Gold Dredges in the North
It was an ingenious piece of police work. It wasn't the police who came up with the idea, but it worked, and resulted in the arrest of the man who blew up Yukon Gold Company's Dredge No. 1.
When the gold rush finally ended and the miners, with their picks and pans had retrieved as much gold as they could, the big companies moved into the Klondike gold fields. These were internationally financed firms, all looking for a piece of the millions Klondike gold would produce. The operation at the turn of the century had everything you could imagine in a modern movie - political intrigue, financial wheeling and dealing - back stabbing and more. The big dredges being used to clean up in the Klondike were expensive machines to build and operate.
Still, Dawson City was pretty much a law-abiding town. The North West Mounted Police saw to that. Major crime was virtually unknown, unless it was of the big business kind, and Mounties didn't have much to say about that.
So it came as a complete shock on February 22, 1913, when the dredge, sitting idle for the winter in its frozen pond near Bear Creek, was blown up. The dynamite used to create the massive explosion was stolen from an unlocked storage shed on the outskirts of Dawson. Nothing much was locked up in Dawson way back then. The massive dredge lay pitched on its side looking, as one witness described it, "like a wounded duck". In the snow around the dynamited hulk were ski trails. A major clue for the Mounties to follow.
A group of Swedes (though some say they were Norwegians) lived in the north end of Dawson. They kept to themselves and rarely had much to do with Dawson activities. They were also the few people in the region to use cross-country skis on a regular basis. One of the Swedes had also been seen frequently skiing in the hills around Bear and Bonanza Creeks. When the Mounties came calling he had a ready-made alibi.

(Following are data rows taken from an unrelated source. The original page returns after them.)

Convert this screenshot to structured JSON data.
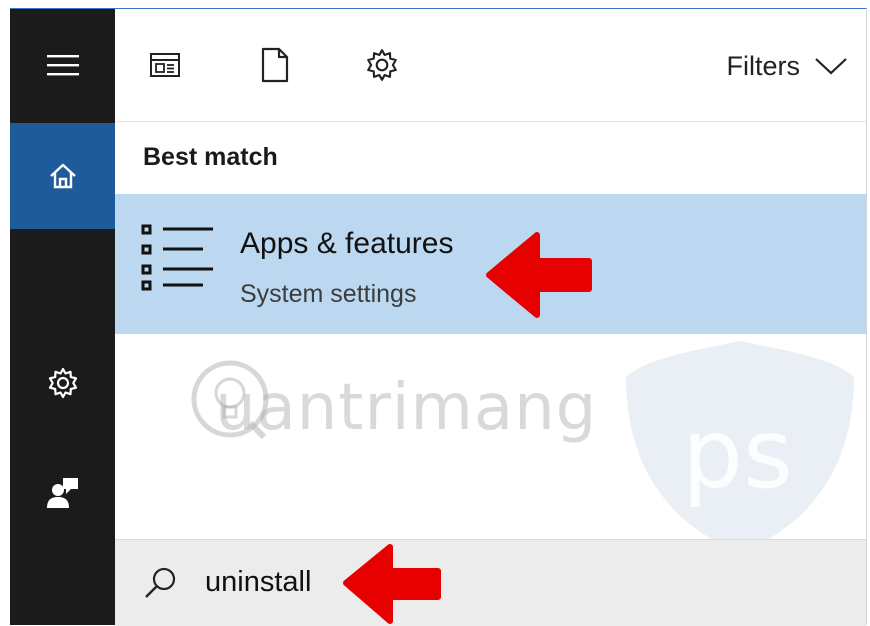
{
  "toolbar": {
    "icons": [
      "apps-icon",
      "documents-icon",
      "settings-icon"
    ],
    "filters_label": "Filters"
  },
  "rail": {
    "icons": [
      "hamburger-menu-icon",
      "home-icon",
      "settings-icon",
      "feedback-icon"
    ],
    "active": "home"
  },
  "results": {
    "section_title": "Best match",
    "best_match": {
      "title": "Apps & features",
      "subtitle": "System settings",
      "icon": "list-icon"
    }
  },
  "search": {
    "value": "uninstall",
    "icon": "search-icon"
  },
  "watermark": {
    "text": "uantrimang",
    "badge": "ps"
  },
  "colors": {
    "rail_bg": "#1b1b1b",
    "rail_active": "#1f5b9a",
    "highlight": "#bcd7f0",
    "search_bg": "#ececec",
    "annotation_arrow": "#e60000"
  }
}
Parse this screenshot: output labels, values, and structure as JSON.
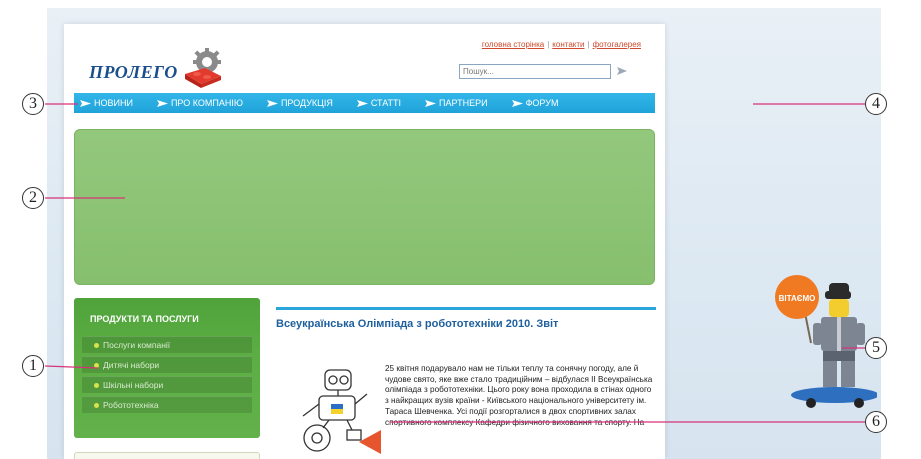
{
  "site": {
    "logo_text": "ПРОЛЕГО",
    "top_links": [
      "головна сторінка",
      "контакти",
      "фотогалерея"
    ],
    "search_placeholder": "Пошук..."
  },
  "nav": {
    "items": [
      "НОВИНИ",
      "ПРО КОМПАНІЮ",
      "ПРОДУКЦІЯ",
      "СТАТТІ",
      "ПАРТНЕРИ",
      "ФОРУМ"
    ]
  },
  "sidebar": {
    "title": "ПРОДУКТИ ТА ПОСЛУГИ",
    "items": [
      "Послуги компанії",
      "Дитячі набори",
      "Шкільні набори",
      "Робототехніка"
    ]
  },
  "article": {
    "title": "Всеукраїнська Олімпіада з робототехніки 2010. Звіт",
    "body": "25 квітня подарувало нам не тільки теплу та сонячну погоду, але й чудове свято, яке вже стало традиційним – відбулася II Всеукраїнська олімпіада з робототехніки. Цього року вона проходила в стінах одного з найкращих вузів країни - Київського національного університету ім. Тараса Шевченка. Усі події розгорталися в двох спортивних залах спортивного комплексу Кафедри фізичного виховання та спорту. На"
  },
  "mascot": {
    "sign_text": "ВІТАЄМО"
  },
  "callouts": [
    "1",
    "2",
    "3",
    "4",
    "5",
    "6"
  ],
  "colors": {
    "nav_blue": "#1ea2d8",
    "banner_green": "#8cc474",
    "sidebar_green": "#58aa41",
    "title_blue": "#1e5f9e",
    "callout_line": "#d6337a"
  }
}
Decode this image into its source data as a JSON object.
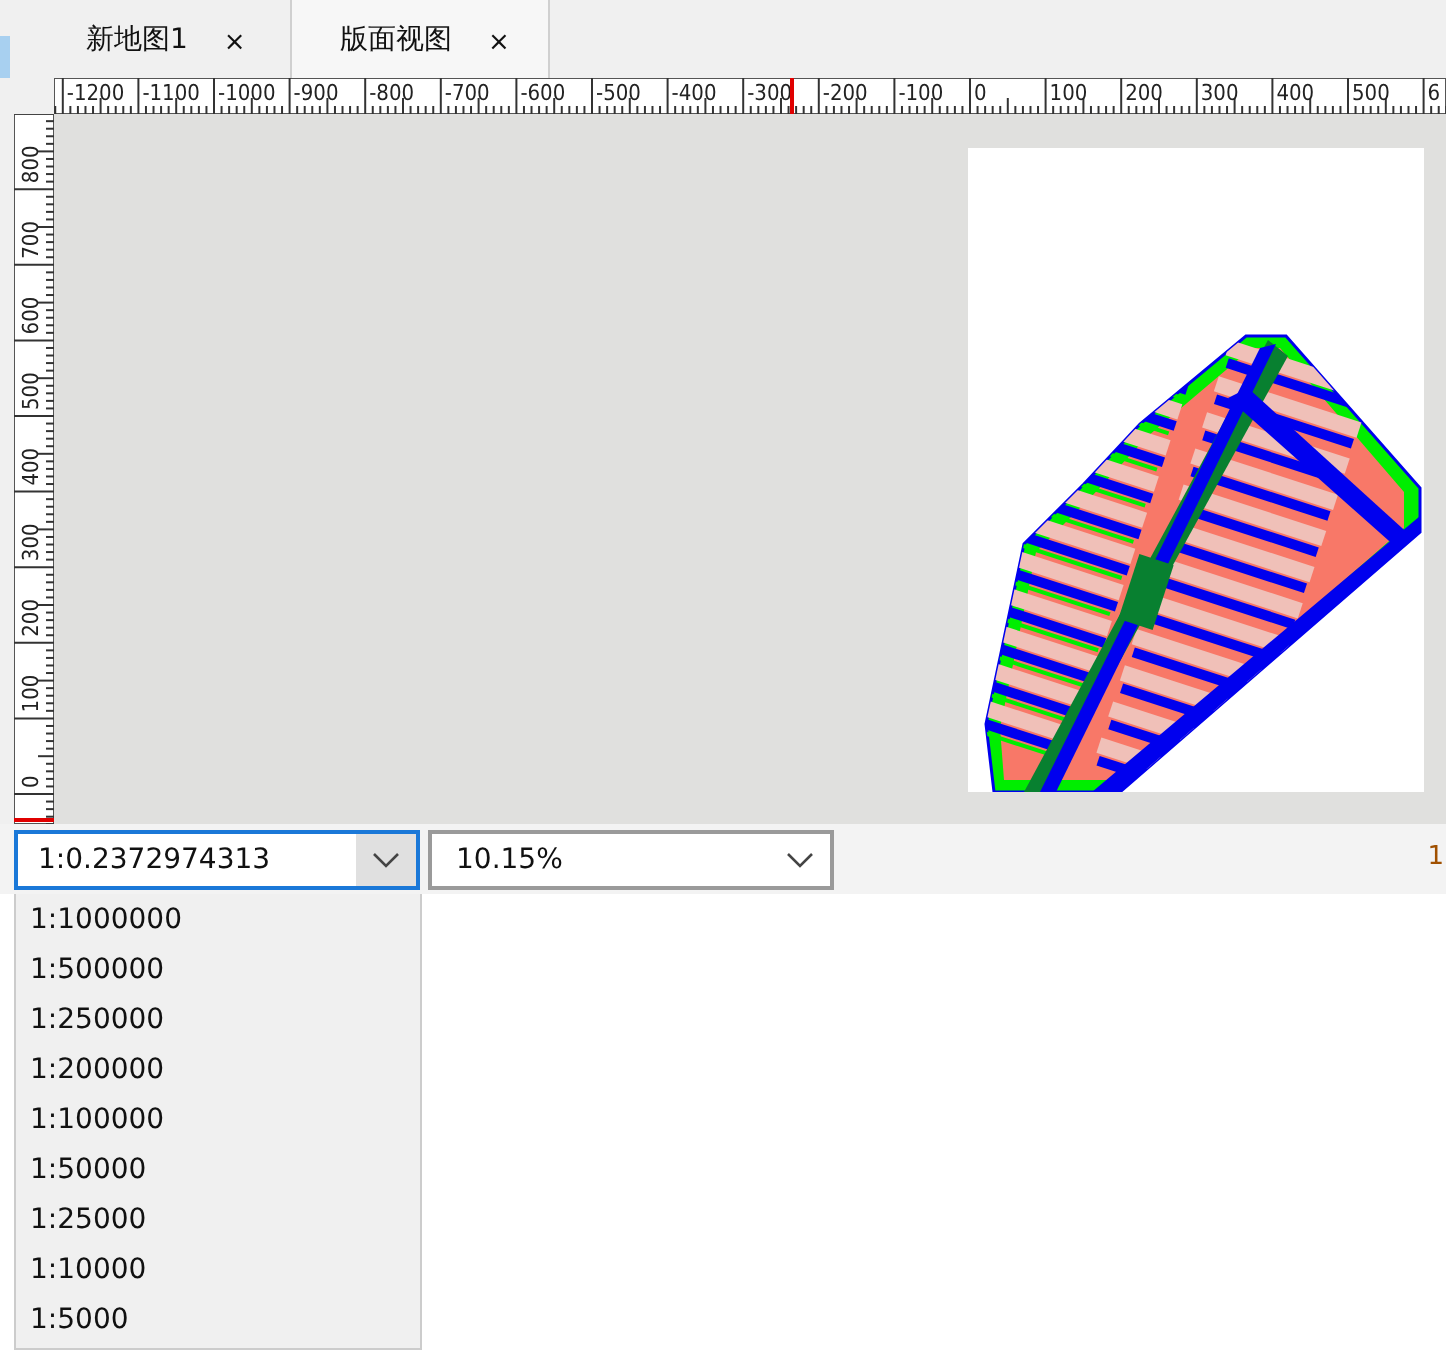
{
  "tabs": [
    {
      "label": "新地图1",
      "close": "×",
      "selected": false
    },
    {
      "label": "版面视图",
      "close": "×",
      "selected": true
    }
  ],
  "ruler_top": {
    "labels": [
      "-1200",
      "-1100",
      "-1000",
      "-900",
      "-800",
      "-700",
      "-600",
      "-500",
      "-400",
      "-300",
      "-200",
      "-100",
      "0",
      "100",
      "200",
      "300",
      "400",
      "500",
      "6"
    ]
  },
  "ruler_left": {
    "labels": [
      "800",
      "700",
      "600",
      "500",
      "400",
      "300",
      "200",
      "100",
      "0"
    ]
  },
  "scale_combo": {
    "value": "1:0.2372974313",
    "expanded": true,
    "options": [
      "1:1000000",
      "1:500000",
      "1:250000",
      "1:200000",
      "1:100000",
      "1:50000",
      "1:25000",
      "1:10000",
      "1:5000"
    ]
  },
  "zoom_combo": {
    "value": "10.15%"
  },
  "edge_text": "1"
}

He had been out skiing in the early morning, heard the explosion at the dredge and raced over on skis to see what had happened. Since their were no witnesses to the event, the Mounties had no choice but to accept the explanation. A month went by and no further leads were found. The investigation ground to a halt.
Company officials were obviously not pleased. Who would dare attack their interests? And worse, not get caught. R.E. Franklin was head of the company's electrical department. He was described as an earnest employee, a whiz at his field and a dynamo of energy. Franklin was certain one of the Swedes had committed the dastardly act. He needed proof. Franklin watched the suspect's cabin. One day, when no one was home, he set up an ingenious device which involved hiding a Dictaphone in the cabin and wiring the gadget to a head set. Then he hid in the snow outside and waited.
When the Swedes returned to the cabin late that winter afternoon, they began talking about the explosion. They discussed in detail how they hated the capitalists who were running the dredges in the Klondike. They described themselves to each other as socialists who wanted, for some unexplained reason, to get even with the big money people of Dawson. Franklin feverishly took notes. Later, he said he was enraged to hear them talk about the big fat capitalists and the stupid police, all the while laughing at the stunt they had pulled off.
Half frozen, Franklin rushed to the police station and delivered the evidence. The Mounties paid a visit to the cabin and charged one man. At the trial that winter in Dawson, one man confessed and was sentenced to twenty years in prison. The million dollar dredge was rebuilt next spring and locks were bought and installed on all dynamite caches.